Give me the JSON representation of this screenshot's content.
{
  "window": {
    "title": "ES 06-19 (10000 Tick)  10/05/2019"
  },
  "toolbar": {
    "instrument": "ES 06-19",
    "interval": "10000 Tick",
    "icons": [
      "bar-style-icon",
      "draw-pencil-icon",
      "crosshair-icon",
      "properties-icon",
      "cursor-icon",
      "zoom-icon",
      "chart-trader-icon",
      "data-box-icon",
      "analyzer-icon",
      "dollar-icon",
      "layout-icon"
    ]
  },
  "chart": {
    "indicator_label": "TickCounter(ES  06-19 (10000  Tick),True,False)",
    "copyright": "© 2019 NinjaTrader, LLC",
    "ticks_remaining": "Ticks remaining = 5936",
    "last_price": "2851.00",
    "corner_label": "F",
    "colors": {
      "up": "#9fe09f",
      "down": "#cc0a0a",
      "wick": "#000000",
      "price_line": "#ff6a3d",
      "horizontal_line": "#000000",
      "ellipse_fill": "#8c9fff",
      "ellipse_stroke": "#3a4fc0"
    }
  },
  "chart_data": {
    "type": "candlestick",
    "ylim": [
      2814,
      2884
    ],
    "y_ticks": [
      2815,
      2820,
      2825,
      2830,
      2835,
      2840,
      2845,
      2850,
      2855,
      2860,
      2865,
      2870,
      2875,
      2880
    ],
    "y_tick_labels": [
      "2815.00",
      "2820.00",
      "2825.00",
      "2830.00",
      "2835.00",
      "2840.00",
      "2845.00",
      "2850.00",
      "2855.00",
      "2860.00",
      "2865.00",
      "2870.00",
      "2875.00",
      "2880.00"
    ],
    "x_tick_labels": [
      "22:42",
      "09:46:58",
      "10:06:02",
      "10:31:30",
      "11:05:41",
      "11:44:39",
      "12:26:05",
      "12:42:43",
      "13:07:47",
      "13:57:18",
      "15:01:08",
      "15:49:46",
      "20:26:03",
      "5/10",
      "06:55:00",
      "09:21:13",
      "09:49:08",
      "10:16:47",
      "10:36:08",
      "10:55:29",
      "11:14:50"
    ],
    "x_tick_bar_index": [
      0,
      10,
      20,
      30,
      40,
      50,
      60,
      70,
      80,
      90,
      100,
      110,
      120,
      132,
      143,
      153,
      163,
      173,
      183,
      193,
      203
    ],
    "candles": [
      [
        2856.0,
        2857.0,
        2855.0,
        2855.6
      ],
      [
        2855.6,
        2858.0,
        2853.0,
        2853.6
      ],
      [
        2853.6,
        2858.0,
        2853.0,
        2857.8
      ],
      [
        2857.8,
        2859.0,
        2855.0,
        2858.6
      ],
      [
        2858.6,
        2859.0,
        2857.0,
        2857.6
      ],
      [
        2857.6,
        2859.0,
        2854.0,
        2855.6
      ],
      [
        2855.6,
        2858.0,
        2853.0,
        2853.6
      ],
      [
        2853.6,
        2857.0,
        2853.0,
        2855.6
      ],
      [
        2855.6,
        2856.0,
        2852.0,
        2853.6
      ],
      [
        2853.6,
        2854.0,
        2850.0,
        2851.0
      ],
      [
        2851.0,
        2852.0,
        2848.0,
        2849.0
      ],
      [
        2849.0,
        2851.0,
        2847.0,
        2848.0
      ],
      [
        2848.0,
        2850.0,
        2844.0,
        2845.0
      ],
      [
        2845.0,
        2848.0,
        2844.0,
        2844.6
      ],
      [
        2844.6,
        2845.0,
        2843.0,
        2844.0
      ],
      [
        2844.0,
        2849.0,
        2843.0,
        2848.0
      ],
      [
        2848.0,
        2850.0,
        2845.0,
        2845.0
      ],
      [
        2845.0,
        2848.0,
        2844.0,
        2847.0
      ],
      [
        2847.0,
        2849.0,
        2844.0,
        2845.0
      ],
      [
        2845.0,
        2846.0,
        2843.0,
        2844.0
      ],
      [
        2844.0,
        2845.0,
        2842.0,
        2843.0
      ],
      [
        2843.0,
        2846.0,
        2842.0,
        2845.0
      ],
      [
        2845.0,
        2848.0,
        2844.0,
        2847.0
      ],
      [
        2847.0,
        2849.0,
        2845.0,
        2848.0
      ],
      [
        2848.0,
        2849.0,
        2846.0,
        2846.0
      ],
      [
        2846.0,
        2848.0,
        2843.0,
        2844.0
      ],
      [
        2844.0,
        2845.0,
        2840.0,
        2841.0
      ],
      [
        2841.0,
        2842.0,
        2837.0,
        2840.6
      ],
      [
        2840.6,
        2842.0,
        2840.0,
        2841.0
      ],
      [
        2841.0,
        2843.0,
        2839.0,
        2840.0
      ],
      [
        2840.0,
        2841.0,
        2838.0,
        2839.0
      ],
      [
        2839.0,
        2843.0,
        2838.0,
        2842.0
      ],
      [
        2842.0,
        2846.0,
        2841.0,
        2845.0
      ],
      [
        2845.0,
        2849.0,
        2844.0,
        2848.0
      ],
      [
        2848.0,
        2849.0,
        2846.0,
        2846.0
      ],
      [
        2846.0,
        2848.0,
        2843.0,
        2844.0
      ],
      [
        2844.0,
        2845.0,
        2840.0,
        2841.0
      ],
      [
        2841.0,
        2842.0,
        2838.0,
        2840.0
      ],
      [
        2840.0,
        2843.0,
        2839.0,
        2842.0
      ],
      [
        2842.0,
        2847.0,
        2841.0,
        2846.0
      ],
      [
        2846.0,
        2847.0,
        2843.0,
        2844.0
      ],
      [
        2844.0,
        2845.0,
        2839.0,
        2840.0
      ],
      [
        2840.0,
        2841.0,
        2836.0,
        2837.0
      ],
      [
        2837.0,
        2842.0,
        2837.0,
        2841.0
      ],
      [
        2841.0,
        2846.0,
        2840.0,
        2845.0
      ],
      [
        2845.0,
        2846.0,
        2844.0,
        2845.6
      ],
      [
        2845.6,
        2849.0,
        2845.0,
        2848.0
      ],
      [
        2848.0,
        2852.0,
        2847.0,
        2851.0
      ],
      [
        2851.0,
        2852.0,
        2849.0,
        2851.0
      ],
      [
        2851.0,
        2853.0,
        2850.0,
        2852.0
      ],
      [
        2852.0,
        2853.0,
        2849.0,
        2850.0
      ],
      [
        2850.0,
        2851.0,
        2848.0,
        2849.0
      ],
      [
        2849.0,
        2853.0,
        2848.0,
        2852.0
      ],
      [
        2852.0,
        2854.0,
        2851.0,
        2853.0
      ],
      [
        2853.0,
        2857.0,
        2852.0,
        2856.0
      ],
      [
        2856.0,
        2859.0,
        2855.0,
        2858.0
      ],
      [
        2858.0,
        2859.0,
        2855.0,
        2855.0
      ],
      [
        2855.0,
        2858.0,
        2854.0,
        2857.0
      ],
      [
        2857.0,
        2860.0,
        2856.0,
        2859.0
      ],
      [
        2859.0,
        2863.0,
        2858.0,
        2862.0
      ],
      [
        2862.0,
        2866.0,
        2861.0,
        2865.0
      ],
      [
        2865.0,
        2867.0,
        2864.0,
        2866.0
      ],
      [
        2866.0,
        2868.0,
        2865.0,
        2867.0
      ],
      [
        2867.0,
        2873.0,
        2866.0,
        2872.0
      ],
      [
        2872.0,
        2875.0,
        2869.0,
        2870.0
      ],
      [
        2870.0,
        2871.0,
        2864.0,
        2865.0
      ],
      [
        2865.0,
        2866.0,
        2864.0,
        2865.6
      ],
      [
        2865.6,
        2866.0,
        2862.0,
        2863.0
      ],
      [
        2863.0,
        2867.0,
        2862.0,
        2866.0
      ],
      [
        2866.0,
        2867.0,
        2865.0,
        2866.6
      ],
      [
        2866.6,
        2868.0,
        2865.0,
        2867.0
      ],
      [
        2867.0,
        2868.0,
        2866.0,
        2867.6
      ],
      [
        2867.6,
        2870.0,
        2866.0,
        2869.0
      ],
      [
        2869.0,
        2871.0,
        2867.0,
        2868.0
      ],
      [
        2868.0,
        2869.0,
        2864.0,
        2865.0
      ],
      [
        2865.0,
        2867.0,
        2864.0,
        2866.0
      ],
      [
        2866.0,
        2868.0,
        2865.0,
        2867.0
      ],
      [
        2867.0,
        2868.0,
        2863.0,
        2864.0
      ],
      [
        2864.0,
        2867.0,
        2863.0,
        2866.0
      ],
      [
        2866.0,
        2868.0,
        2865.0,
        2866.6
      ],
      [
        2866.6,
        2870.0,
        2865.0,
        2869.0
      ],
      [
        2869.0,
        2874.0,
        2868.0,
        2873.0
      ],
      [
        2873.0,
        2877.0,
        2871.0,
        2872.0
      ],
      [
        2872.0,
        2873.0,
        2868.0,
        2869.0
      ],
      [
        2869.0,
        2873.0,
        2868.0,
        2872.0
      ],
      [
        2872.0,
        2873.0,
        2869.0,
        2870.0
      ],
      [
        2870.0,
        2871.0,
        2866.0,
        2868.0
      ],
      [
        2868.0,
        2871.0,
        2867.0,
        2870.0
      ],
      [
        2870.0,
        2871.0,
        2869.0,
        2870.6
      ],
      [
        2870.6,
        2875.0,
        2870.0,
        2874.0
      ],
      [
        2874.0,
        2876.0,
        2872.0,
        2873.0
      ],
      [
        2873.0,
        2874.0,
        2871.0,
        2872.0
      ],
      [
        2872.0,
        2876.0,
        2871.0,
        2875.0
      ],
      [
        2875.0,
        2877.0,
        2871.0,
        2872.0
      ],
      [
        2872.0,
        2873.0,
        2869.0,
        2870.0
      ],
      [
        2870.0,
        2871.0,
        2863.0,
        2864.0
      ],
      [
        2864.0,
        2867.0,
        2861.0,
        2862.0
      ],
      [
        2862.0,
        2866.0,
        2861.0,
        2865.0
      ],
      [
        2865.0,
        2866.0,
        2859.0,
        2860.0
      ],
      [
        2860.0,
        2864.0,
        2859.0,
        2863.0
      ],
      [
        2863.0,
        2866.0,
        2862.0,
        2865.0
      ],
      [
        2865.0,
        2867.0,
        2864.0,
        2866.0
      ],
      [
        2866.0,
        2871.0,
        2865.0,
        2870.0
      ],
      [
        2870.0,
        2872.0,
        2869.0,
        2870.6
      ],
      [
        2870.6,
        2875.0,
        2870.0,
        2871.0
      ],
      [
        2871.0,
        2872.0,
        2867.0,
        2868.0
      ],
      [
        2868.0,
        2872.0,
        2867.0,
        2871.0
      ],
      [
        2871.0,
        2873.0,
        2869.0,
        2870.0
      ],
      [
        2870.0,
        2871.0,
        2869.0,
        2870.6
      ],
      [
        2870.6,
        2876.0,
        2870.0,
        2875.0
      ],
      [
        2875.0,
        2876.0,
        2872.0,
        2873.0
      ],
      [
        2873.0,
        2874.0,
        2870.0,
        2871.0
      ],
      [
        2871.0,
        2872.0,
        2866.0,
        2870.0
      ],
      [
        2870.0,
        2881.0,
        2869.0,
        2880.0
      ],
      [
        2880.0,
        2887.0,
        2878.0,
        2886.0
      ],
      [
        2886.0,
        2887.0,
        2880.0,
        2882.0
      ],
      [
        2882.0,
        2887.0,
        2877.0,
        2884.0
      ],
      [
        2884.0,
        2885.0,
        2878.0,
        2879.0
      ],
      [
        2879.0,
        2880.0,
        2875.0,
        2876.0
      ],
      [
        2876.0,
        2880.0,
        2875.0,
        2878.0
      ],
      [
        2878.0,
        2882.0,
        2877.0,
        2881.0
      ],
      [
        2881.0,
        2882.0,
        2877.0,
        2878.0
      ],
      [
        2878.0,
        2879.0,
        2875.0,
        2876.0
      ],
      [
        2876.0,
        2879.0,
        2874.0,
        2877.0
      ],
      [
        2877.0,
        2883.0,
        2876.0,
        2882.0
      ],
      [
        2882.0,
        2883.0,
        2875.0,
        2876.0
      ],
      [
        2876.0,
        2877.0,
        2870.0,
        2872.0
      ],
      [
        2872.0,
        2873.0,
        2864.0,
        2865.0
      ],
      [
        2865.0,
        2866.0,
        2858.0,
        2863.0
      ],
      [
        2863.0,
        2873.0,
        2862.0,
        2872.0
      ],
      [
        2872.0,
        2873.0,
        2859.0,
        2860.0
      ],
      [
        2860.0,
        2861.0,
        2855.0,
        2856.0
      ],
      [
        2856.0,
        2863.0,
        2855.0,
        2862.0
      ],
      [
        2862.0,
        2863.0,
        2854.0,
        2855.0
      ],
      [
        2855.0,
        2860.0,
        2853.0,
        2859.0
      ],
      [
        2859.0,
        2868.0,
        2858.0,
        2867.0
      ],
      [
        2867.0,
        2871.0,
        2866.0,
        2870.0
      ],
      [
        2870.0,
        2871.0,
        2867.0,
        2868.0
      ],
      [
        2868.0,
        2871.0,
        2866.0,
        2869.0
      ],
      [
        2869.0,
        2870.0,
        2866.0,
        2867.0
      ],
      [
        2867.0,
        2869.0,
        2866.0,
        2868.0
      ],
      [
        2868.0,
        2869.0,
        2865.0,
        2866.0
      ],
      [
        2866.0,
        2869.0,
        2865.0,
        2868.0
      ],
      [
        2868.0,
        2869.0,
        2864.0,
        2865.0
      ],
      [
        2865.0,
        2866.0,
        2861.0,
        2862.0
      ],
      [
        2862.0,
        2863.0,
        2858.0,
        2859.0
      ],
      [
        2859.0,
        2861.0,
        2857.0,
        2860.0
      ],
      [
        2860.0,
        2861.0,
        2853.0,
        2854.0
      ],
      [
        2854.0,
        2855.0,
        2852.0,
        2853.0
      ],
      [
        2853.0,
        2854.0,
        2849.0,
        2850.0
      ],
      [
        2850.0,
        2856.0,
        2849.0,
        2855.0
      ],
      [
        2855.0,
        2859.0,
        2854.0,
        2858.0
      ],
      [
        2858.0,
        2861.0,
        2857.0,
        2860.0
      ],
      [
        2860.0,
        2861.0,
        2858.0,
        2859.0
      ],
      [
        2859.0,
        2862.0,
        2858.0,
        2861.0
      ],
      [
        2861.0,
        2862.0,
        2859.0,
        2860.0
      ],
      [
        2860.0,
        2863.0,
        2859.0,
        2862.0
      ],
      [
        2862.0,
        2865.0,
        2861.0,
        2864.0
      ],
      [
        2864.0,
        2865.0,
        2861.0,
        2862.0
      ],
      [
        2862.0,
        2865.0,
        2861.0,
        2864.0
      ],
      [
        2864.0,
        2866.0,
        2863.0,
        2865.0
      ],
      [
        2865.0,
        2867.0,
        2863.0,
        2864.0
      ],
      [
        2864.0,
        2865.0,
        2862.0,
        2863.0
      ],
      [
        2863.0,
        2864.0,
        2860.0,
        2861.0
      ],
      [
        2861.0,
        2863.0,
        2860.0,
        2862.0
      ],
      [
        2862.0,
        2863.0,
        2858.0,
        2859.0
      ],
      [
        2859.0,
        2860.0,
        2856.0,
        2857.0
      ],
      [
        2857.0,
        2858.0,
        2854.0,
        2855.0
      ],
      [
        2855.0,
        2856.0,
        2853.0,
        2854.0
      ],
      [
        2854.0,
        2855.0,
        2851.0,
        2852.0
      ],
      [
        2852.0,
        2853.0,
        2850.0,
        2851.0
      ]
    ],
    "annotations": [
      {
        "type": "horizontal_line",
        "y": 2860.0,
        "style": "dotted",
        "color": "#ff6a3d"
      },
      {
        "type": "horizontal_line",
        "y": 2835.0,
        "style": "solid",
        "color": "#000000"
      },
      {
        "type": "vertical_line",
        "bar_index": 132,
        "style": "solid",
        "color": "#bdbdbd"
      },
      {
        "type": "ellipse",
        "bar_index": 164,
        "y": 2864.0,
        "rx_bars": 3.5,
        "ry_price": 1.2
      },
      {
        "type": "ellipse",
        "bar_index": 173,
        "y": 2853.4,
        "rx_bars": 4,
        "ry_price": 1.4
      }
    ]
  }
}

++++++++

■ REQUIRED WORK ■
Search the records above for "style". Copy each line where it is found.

■ TASK ANSWER ■
      "bar-style-icon",
        "style": "dotted",
        "style": "solid",
        "style": "solid",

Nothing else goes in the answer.